Nursing Home Enforcement
This page provides general information regarding enforcement actions that The Centers for Medicare & Medicaid Services (CMS) may take when a nursing home is not in compliance with Medicare or Medicaid requirements.
Nursing homes, which include Skilled Nursing Facilities (SNFs) and Nursing Facilities (NFs), are required to be in compliance with Federal requirements to receive payment under the Medicare or Medicaid programs. The Secretary of the United States Department of Health & Human Services has delegated to the CMS and the State Medicaid Agency the authority to impose enforcement remedies against a nursing home that does not meet Federal requirements.
Each of the 50 States, Puerto Rico and the District of Columbia has an agency that conducts on-site surveys for CMS to determine whether nursing homes are complying with Federal requirements. Surveys are conducted on a 9 to 15 month cycle with a statewide average of 12 months.
Enforcement actions taken against nursing homes that are not in compliance with Federal requirements are called remedies. The statutory and regulatory requirements found in the Social Security Act (SSA) and the Code of Federal Regulations (CFR), provide that CMS or the State may impose one or more remedies when a facility is out of compliance with Federal requirements. The agency that conducts the on-site surveys cites deficiencies that indicate the specific Federal requirements that the facility did not meet.

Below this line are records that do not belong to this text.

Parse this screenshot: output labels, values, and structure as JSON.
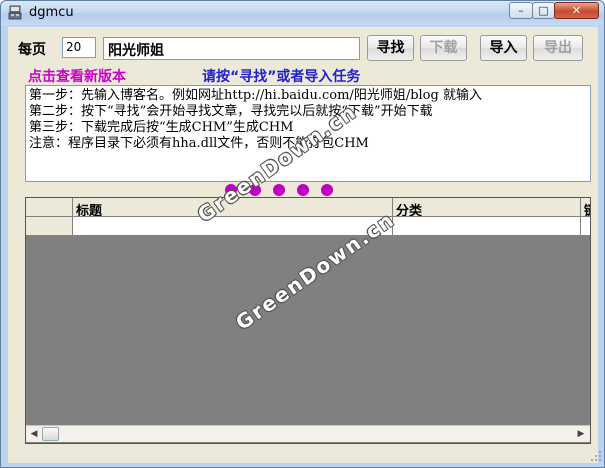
{
  "window": {
    "title": "dgmcu",
    "icon": "app-icon",
    "caption_buttons": {
      "minimize": "–",
      "maximize": "□",
      "close": "✕"
    }
  },
  "toolbar": {
    "per_page_label": "每页",
    "per_page_value": "20",
    "blog_name_value": "阳光师姐",
    "search_label": "寻找",
    "download_label": "下载",
    "import_label": "导入",
    "export_label": "导出"
  },
  "links": {
    "new_version": "点击查看新版本",
    "notice": "请按“寻找”或者导入任务"
  },
  "instructions": [
    "第一步：先输入博客名。例如网址http://hi.baidu.com/阳光师姐/blog 就输入",
    "第二步：按下“寻找”会开始寻找文章，寻找完以后就按“下载”开始下载",
    "第三步：下载完成后按“生成CHM”生成CHM",
    "注意：程序目录下必须有hha.dll文件，否则不能打包CHM"
  ],
  "progress_dots": 5,
  "table": {
    "columns": [
      "",
      "标题",
      "分类",
      "链"
    ]
  },
  "watermarks": [
    "GreenDown.cn",
    "GreenDown.cn"
  ],
  "colors": {
    "link_magenta": "#cc00cc",
    "notice_blue": "#2222cc",
    "dot_color": "#c000c0"
  }
}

In order to select the appropriate enforcement remedy(ies), the scope and severity levels of the deficiencies must be assessed. The severity level reflects the impact of the deficiency and is categorized by four levels of harm. The severity harm levels are described as: no actual harm with potential for minimal harm; no actual harm with a potential for more than minimal harm that is not immediate jeopardy; actual harm that is not immediate jeopardy and; immediate jeopardy to resident health or safety. Immediate jeopardy means a situation in which the facility’s noncompliance with one or more requirements of participation has caused, or is likely to cause, serious injury, harm, impairment, or death to a resident. The scope level of a deficiency reflects how many residents were affected by the deficiency. There are three scope levels assigned to a deficiency: isolated, pattern, or widespread. The survey agency determines the scope and severity levels for each deficiency cited at a survey.
The SSA requires any nursing home that does not achieve substantial compliance with the Federal requirements within six months be terminated from participation in Medicare and/or Medicaid. The SSA also requires Denial of Medicare and Medicaid payment for any individual admitted to a nursing home that fails to return to substantial compliance within three months (Mandatory Denial of Payment for New Admissions, or DPNA).
The CMS is committed to improving the quality of care and life for nursing home residents. As part of our commitment, we are working to improve the use and effectiveness of enforcement remedies to assure facility compliance with Federal requirements. The CMS is also maximizing its efforts to improve enforcement activities by focusing on transparency, consistency in application of enforcement remedies and data management to track enforcement actions across the nation.
June 3, 2016 - Update
The Centers for Medicare & Medicaid (CMS) is posting data on nursing home enforcement actions between 2006 and 2014.
The contents supports activities or actions to improve patient or resident safety and increase quality and reliability of care for better outcomes.
Nursing Home enforcement related information can be found in the Downloads section below.